**What is needed:**
In the data below, how many lines include the word "dates"? Give only the number.

**Study material:**
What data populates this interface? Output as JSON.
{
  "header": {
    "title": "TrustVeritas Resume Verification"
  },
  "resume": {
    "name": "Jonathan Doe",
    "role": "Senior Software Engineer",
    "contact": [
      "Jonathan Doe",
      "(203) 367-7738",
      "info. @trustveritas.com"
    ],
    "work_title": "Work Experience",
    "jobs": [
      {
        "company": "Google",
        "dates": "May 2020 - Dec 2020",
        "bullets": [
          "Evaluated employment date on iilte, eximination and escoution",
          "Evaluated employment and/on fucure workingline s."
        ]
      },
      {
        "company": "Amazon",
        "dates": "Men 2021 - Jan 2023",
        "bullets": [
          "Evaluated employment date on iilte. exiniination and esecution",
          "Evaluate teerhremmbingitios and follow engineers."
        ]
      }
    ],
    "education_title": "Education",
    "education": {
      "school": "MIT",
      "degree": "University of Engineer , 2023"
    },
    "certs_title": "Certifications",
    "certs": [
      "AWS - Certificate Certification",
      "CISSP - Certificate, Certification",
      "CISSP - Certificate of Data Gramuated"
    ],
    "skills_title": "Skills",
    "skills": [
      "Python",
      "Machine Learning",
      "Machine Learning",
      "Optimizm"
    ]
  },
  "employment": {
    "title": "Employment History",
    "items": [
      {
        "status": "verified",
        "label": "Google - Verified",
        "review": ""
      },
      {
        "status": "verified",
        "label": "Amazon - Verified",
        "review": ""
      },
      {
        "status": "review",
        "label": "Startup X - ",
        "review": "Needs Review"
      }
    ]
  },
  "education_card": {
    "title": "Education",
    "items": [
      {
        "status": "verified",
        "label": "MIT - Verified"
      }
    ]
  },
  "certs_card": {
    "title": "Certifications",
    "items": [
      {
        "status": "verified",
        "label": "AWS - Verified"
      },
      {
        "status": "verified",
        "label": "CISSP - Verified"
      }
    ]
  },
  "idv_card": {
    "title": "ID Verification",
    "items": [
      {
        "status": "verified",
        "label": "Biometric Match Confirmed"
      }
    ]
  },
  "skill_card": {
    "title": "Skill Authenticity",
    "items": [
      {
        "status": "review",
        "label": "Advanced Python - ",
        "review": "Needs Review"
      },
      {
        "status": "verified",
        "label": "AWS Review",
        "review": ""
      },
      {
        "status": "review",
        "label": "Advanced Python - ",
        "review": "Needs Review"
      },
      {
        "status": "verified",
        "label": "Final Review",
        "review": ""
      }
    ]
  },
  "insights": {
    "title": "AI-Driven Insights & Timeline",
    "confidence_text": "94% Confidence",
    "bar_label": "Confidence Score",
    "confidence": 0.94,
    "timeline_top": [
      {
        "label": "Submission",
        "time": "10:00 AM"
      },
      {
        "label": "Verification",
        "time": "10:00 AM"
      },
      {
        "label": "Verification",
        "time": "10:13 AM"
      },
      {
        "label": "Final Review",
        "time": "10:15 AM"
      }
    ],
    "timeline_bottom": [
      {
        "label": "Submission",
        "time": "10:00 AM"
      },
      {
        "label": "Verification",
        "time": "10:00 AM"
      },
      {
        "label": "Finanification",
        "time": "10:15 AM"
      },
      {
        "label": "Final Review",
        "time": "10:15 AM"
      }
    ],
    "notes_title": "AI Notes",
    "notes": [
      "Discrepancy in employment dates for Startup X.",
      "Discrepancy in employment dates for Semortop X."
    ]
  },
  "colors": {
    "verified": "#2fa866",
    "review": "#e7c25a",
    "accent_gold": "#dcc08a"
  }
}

**Answer to this exercise:**
4